Jenny Lee and Yiota Liopetriti

CMP launches Weekly Tech Reviews

Cornwall Museums Partnership has recently launched its Weekly Tech Reviews, facilitated by Jenny Lee and Yiota Liopetriti. Weekly Tech Reviews are a series of short weekly sessions aiming to test and give feedback on affordable digital technologies and their potential applicability within museums in Cornwall. By reviewing, commenting and rating the different technologies through weekly blog entries, we aim to test the digital possibilities for museums in Cornwall.

So far, we have completed four different sessions on:

We welcome any feedback or comments from anyone working in a museum or working with affordable digital technologies. We would also like to hear from you if you have any ideas for future testing. Please contact Jenny, on JennyLee@cornwallmuseumspartnership.org.uk, or Yiota, on yiota@cornwallmuseumspartnership.org.uk, or give us a ring at 01209500750.

 

Grand Family History Day 2018

Invitation to take part at the Grand Family History Day 2018, organised by South East Cornwall Museums Forum.

You are invited to take a table top stall at the Grand Family History Day on Saturday 2nd June 2018 at Liskeard Public Hall.

This will be the third of these events that have become very successful, and have a growing audience. It offers the opportunity reach more than 200 visitors who come to learn about family history research and related heritage.

The event will be free for visitors and open to the public between 10am – 3pm (earlier access is available to set up displays). Liskeard Public Hall offers free Wi-Fi and the refreshment room will be open all day. There is no charge for tables, but a very small change may be required to cover joint insurance.

Publicity for the event is already underway; online, Family History Society magazines, newsletters, newspapers, radio, television, announcements at meetings of interested groups, posters and through social media; Face Book, Twitter etc.

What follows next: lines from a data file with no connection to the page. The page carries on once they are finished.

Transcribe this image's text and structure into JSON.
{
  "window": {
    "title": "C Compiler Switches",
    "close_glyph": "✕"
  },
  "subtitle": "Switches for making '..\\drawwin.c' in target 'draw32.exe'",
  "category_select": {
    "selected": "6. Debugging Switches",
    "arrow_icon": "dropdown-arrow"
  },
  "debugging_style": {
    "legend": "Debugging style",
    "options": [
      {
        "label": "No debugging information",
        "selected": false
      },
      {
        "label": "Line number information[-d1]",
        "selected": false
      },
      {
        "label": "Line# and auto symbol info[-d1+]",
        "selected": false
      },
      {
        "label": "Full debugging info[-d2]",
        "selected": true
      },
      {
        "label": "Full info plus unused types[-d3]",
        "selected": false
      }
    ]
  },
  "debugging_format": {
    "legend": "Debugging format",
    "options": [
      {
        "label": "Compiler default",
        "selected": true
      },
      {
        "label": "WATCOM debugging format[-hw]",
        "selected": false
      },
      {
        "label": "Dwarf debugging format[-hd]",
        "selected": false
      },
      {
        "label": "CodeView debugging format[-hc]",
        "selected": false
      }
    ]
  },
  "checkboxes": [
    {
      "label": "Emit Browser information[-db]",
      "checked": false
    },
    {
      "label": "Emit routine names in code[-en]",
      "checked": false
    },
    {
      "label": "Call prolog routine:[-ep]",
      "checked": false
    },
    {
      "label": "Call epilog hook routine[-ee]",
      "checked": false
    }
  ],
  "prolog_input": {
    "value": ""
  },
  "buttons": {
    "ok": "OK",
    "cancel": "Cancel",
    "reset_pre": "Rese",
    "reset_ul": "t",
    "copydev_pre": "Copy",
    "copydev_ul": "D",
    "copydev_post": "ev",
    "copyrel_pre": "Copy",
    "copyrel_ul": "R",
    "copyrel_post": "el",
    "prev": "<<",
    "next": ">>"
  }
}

We do not mind how large or how small the group is, we just want enthusiastic organisers and volunteers to join us, network together and have a brilliant day, as well as assisting all our visitors.

This offer is open to representatives from Museums, Local Archives, Research Centres, Local History Groups, Family History Groups, Libraries, U3a Groups (Family History) Or anyone who is able to assist visitors in tracing their family trees, Researching their properties or land etc.

To get involved please contact Lizzy Sharpe-Asprey or Gerry Sweet as soon as possible to be included in the publicity.

Lizzy lizzy.asprey@btinternet.com; Saltash Heritage Museum, 17 Lower Fore Street, Saltash / Gerry gwsweet@hotmail.co.uk; Elliott’s Store, Lower Fore Street, Saltash, or Liskeard Museum, Pike Street, Liskeard